C: What have been some challenges you’ve encountered in your mentoring research?

TS: Previously, I have been investigating mentorship of international college students using data from the Multi-Instiutional Study of Leadership, which is a phenomenal international study of college student leadership development and a robust data set.  However, there are always limitations with pre-existing data, particularly in terms of wanting to follow up on responses and find out more.  My new project about Chinese international students’ leadership development is a qualitative study, so I look forward to using that format to follow up on some of those questions that I haven’t been able to answer previously using an existing quantitative data set.

Developmental Impacts of Traumatic Experiences on College Students

C: What brought your interest in understanding the connection between the experienced trauma faced by college students and their identity development?

TS: A lot of literature points to the reality that trauma is very prevalent in college student populations.  We also know from a lot of research about how childhood trauma can have developmental ripple effects across a lifetime.  However, we really know a whole lot less about how trauma that is experienced in early adulthood (i.e., when many people are in college) impacts many of the developmental outcomes, such as identity formation and development, that are critical during this time of life.  This area of my scholarship is close to my heart – I have felt very privileged to work with all of my incredible participants who have been so willing to share their experiences of both struggle and resilience.

C: What have been your findings on the identity development of college students who experienced trauma so far?

TS: My work has unearthed what I’ll call the “pre”, “post”, and “post-post” components of how college student trauma and identity intersect.  In terms of the “pre”, I’ve noted that the impacts of trauma on the self don’t really just begin with a traumatic event or experience.  Rather, orientating systems exist long before trauma might happen and frame how an individual will make sense of it in terms of their identity.  For example, social identities like gender may limit how an individual may process their trauma if they don’t want to appear “weak” or fall into negative stereotypes about their gender identity.  In terms of the “post”, there are a whole lot of developmental tasks that arise after trauma that college students have to process through and these are directly tied to making meaning of who they are in the world (i.e., their identities).  For example, for many college students experiencing trauma, their peers may not fully understand what they are going through.  This can have an isolating effect during a developmental time when relationships are really critical to identity development.  Finally, in terms of the “post-post”, as college student survivors navigate through these developmental tasks after trauma they are ultimately refining a sense of self along the way which results in two key features:  1) the trauma becomes part of the person’s sense of self, but not the full self, and 2) a trauma lens develops in which a person comes to understand themselves and the world around them through the prism of that traumatic experience(s) they have endured.

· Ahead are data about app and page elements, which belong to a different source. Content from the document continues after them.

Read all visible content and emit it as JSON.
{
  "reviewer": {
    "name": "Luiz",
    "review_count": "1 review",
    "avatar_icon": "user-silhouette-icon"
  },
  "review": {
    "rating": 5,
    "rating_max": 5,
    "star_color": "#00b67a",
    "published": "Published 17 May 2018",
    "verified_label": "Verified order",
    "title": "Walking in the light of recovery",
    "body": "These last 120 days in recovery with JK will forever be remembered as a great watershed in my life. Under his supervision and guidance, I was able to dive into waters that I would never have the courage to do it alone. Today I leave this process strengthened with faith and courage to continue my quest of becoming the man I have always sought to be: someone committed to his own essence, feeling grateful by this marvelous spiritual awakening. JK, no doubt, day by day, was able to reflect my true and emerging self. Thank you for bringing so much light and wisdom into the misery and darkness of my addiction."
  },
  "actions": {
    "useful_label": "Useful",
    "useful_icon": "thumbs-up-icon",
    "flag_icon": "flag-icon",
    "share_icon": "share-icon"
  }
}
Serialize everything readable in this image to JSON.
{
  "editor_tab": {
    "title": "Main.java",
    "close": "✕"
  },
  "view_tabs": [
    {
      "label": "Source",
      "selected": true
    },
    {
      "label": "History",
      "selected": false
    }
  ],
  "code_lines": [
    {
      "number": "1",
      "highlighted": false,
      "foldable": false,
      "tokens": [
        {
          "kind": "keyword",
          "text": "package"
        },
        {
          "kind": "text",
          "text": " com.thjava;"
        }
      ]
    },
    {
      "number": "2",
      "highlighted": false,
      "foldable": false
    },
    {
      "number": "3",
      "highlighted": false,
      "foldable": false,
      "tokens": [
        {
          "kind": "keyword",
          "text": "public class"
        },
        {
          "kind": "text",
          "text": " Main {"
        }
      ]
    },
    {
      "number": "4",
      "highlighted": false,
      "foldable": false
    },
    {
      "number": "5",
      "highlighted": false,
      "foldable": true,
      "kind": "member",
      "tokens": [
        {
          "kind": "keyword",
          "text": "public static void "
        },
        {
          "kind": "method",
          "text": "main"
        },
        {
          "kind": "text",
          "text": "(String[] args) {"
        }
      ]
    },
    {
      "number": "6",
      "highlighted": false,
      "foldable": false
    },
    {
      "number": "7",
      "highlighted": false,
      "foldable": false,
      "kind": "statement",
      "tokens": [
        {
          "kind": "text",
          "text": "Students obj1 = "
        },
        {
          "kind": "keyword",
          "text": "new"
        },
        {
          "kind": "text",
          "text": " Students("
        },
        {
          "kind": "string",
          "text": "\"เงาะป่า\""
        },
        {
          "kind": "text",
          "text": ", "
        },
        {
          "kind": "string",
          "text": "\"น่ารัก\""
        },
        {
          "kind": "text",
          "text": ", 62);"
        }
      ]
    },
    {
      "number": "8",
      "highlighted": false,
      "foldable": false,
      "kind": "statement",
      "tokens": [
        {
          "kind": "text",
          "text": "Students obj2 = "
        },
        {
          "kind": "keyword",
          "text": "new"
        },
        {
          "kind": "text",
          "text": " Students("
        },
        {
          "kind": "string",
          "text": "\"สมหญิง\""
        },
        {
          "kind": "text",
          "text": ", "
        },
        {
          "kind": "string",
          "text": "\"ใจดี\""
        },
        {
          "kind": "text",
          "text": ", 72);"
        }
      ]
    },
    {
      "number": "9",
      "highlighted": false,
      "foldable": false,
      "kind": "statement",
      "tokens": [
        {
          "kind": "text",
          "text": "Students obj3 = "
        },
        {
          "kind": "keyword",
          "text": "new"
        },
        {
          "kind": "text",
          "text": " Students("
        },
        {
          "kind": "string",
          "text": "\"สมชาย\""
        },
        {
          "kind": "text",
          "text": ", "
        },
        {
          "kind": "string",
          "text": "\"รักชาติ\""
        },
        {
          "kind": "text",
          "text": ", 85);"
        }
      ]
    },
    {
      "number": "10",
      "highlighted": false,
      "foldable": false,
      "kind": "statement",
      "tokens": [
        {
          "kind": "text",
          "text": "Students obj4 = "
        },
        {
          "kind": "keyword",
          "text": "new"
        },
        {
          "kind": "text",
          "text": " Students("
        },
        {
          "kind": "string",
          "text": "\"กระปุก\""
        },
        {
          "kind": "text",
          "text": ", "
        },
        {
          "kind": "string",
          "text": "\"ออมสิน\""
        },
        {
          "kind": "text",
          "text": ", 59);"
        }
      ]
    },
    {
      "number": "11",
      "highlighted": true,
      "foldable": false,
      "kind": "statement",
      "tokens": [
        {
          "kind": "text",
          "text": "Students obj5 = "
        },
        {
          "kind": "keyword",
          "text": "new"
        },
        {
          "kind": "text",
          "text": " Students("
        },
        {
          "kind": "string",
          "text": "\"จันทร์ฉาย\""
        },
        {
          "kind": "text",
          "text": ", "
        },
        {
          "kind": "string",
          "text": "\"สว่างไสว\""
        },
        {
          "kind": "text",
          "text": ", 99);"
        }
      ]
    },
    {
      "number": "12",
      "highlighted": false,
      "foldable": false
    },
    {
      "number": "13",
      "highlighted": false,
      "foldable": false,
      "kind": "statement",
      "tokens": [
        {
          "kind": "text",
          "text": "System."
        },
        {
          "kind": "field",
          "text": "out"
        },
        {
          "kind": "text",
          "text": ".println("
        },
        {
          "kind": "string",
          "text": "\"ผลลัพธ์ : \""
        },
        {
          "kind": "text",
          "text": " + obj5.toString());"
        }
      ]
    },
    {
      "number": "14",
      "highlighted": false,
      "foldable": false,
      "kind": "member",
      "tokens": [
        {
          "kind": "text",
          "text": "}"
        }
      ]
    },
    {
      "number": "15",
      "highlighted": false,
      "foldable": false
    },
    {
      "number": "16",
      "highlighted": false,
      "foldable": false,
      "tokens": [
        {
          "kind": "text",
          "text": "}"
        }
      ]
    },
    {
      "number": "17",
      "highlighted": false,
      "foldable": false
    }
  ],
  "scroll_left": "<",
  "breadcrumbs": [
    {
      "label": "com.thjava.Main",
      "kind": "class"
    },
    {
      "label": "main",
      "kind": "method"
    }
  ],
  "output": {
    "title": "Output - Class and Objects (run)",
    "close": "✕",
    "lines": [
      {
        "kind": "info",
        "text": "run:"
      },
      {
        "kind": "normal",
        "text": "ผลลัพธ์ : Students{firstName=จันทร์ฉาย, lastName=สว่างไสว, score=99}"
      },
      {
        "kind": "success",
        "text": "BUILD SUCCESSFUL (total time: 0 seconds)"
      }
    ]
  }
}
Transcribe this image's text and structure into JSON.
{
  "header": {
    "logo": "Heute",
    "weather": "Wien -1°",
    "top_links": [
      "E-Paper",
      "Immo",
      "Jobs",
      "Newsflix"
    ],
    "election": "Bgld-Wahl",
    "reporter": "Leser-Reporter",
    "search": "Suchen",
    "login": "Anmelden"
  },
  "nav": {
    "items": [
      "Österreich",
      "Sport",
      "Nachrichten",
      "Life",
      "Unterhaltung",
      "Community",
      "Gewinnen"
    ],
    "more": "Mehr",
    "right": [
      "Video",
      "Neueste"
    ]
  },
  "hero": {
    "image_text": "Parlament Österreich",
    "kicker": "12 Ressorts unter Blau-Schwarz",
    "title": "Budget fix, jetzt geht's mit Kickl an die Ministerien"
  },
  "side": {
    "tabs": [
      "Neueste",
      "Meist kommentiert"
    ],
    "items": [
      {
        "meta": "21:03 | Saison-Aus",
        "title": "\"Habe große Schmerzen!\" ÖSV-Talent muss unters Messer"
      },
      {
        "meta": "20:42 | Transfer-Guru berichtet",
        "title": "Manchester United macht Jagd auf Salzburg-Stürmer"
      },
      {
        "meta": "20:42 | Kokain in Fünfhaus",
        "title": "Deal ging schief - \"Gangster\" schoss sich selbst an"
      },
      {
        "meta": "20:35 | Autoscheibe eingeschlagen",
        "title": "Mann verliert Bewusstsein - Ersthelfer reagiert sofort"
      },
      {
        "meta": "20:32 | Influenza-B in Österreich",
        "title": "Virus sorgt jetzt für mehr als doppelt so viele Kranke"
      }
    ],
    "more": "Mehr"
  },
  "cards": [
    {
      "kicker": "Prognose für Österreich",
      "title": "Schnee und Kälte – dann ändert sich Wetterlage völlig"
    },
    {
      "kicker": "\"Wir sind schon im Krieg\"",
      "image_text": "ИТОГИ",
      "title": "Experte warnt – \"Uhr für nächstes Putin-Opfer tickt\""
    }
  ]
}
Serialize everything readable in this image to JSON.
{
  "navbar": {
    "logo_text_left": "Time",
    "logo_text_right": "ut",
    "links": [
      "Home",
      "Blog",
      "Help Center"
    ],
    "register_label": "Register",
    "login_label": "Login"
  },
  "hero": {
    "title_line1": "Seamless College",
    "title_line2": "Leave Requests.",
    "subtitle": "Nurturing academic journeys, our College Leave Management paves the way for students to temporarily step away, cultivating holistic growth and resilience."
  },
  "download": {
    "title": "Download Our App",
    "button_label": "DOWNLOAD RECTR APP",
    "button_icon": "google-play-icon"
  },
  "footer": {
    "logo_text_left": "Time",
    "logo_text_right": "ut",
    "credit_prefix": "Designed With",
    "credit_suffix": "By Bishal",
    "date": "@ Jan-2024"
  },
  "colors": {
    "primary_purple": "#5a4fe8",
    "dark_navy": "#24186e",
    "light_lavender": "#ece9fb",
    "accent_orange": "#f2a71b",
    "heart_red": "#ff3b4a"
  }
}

TS: Most of my work in this area has been qualitative, which lends itself well to the kinds of questions I have been asking about college student trauma.  Being able to interact with survivors of trauma in this way has been humbling and inspiring, because there is a whole lot of struggle in this world, but a whole lot of resilience too. As much as I value and hold sacred the possibility of being able to interact with survivors in this way in my research, this can simultaneously be some of the challenge of the work that I do.  Stories of trauma are some of the most difficult to hear and as much as I do to prepare myself for interviews and engage in good self-care along the way, these are difficult stories that impact me at a very human level.  Inevitably, there are stories that I hear that are hard to let go of and hard to not feel at a very deep level.  I do a lot of work to mitigate that effect – often it helps and sometimes it doesn’t and that’s ok.  What I am reminded of in the process is something that’s increasingly important to me in my work – there’s room for humanity in the research process.